In 1917, the Delaware State Highway Department was established with the task of developing a modern highway network in Delaware. He took over the DuPont Highway and built the last parts of it. The road allowed the development of southern Delaware, which had historically been isolated from the state’s more industrialized and urban north. In the 1920s, the state took over the last turnpikes and made them toll-free.

In 1926 the US Highways were introduced in Delaware, in 1936 the state highways followed. The road number plate was subsequently changed to the current road number plate in 1936, 1955, 1964 and 1971. As early as 1934, the road between Wilmington and Dover was a 2×2 divided highway. Later in the 1930s, several other roads were widened to 2×2 lanes, so that by the start of World War II, Delaware already had an extensive network of modern highways.

In 1951, the mighty Delaware Memorial Bridge, connecting Delaware to New Jersey, opened. In 1957, the last section of US 13 widened to 2×2 lanes, creating a divided highway north-south across the entire state. In 1959, the Delaware Memorial Bridge became part of I-295, the state’s first Interstate Highway. In 1963, the Delaware Turnpike, part of I-95, opened. This was somewhat unusual, as this toll road was built after the Interstate Highways system was created in 1956. It was one of the few cases in the United States where an Interstate Highway was still built as a toll road in the first decades after 1956. In 1968, I-95 was completed through Wilmington, and in 1977 the last section of I-495 opened, completing Delaware’s Interstate Highways.

Traffic over the Delaware Memorial Bridge quickly increased, making it clear shortly after opening that a second span was necessary, which opened in 1968. The two suspension bridges have become icons of Delaware. In the 1980s, plans began to be made for a highway through the middle of Delaware, State Route 1. The goal was twofold, better access to the capital Dover and a better road for recreational traffic to the beaches of southern Delaware.
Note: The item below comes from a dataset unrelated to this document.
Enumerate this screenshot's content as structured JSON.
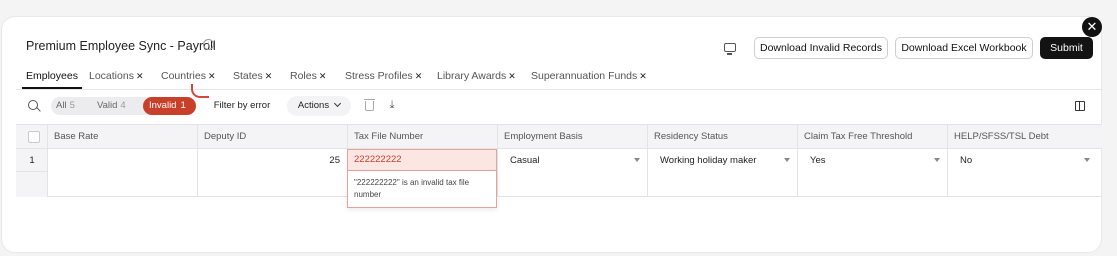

Construction began in 1987 and the toll road was completed in 2003. In 2012, the Indian River Inlet Bridge in southern Delaware opened to traffic.


Congestion is relatively uncommon on the freeways in Delaware, I-95 handles a great deal of through traffic, but is well developed, and the bulk of through traffic to New York City takes the New Jersey Turnpike via I-295. In Wilmington there can be some traffic jams around the center, but this is not much. The south of Delaware is very quiet, because there are no large towns or major thoroughfares here. On the weekends, there is a lot of recreational traffic along the coast of southern Delaware.

Delaware Road Network